A new study has found that patients living with alkaptonuria, a highly rare genetic disease, can halt and partially reverse some symptoms with the drug nitisinone.
Investigators in Liverpool, United Kingdom, have published the first human study showing that the drug nitisinone stops the progress of alkaptonuria (AKU), a highly rare disease with no known cure.
AKU, also known as black bone disease, is a rare genetic metabolic condition caused by mutations in the HGD gene, which is involved in the production of the enzyme homogentisate oxidase. As a result of these mutations, those with AKU experience a buildup of homogentisic acid (HGA) in the body, which causes black pigment to deposit into connective tissue and darken skin and cartilage, a side effect called ochronosis that typically appears after 30 years of age. Other symptoms of AKU can include darkened urine from excreted HGA, dark spots on the eyes, arthritis, heart problems, osteoporosis, kidney stones, and prostate stones.
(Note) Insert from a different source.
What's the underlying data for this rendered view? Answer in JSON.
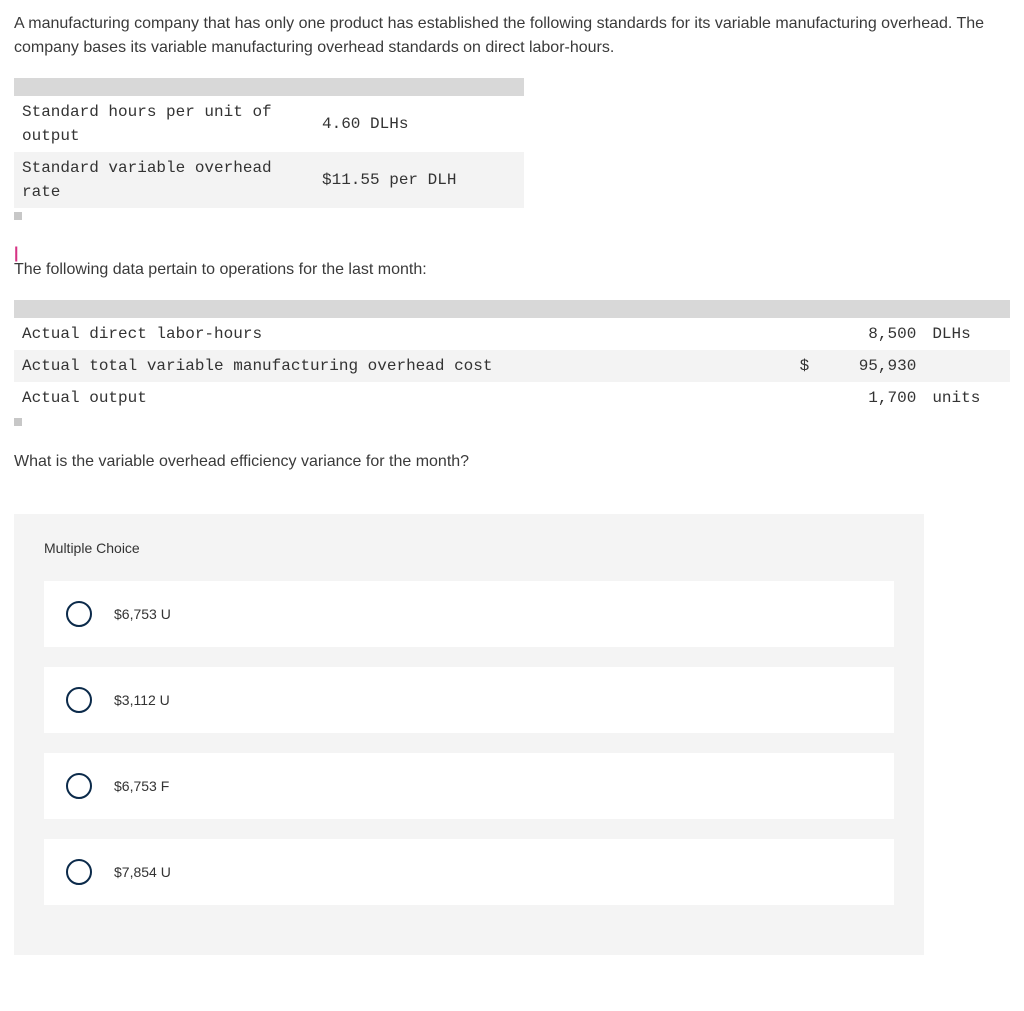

While there is no cure for AKU, individuals with joint pain and arthritis from the condition can manage their symptoms with physical and occupational therapy, surgery, and moderate exercise. There is currently no treatment to prevent or reverse the pigmentary changes associated with AKU. However, in a new study published in the journal Molecular Genetics and Metabolism, investigators from the Royal Liverpool University Hospital and the University of Liverpool have found that a drug called nitisinone—which works by inhibiting the enzyme 4-hydroxyphenylpyruvate dioxygenase—can halt the progress of AKU. Previous short-term studies have found that nitisinone can reduce urinary HGA levels in patients and can help to reduce pain in affected joints.
The observational study took place at the Robert Gregory National Alkaptonuria Centre (NAC), and was funded by the National Health Service (NHS) with support from the charity AKU Society. Thirty-nine individuals with the disease were included in the study, with each participant receiving a daily 2 mg dose of nitisinone; participants were monitored for up to 3 years. The investigators found that the drug worked to slow the progression of AKU, halting and partially reversing ochronosis, and significantly reducing joint damage. In addition, patients enrolled in the study saw other health benefits, including a reduction in the risk of heart disease, as well as less severe osteoarthritis in the spine, knees, and elbows.
“These results bring hope to the more than 30,000 people who suffer from this disease worldwide,” said study author Lakshminarayan Ranganath, MD, in a recent statement. “We knew already from earlier research that nitisinone substantially reduces HGA. We also knew that nitisinone prevented joint disease in AKU mice through research at the University of Liverpool. However, to show the benefit of nitisinone in people with AKU, for the very first time, the NAC team had to come up with innovative and pioneering approaches to study outcomes. I am very proud of everyone who helped us to get here.”
Individuals diagnosed with AKU who are 16 years or older and live in England or Scotland can receive free care at the NAC, including access to nitisinone.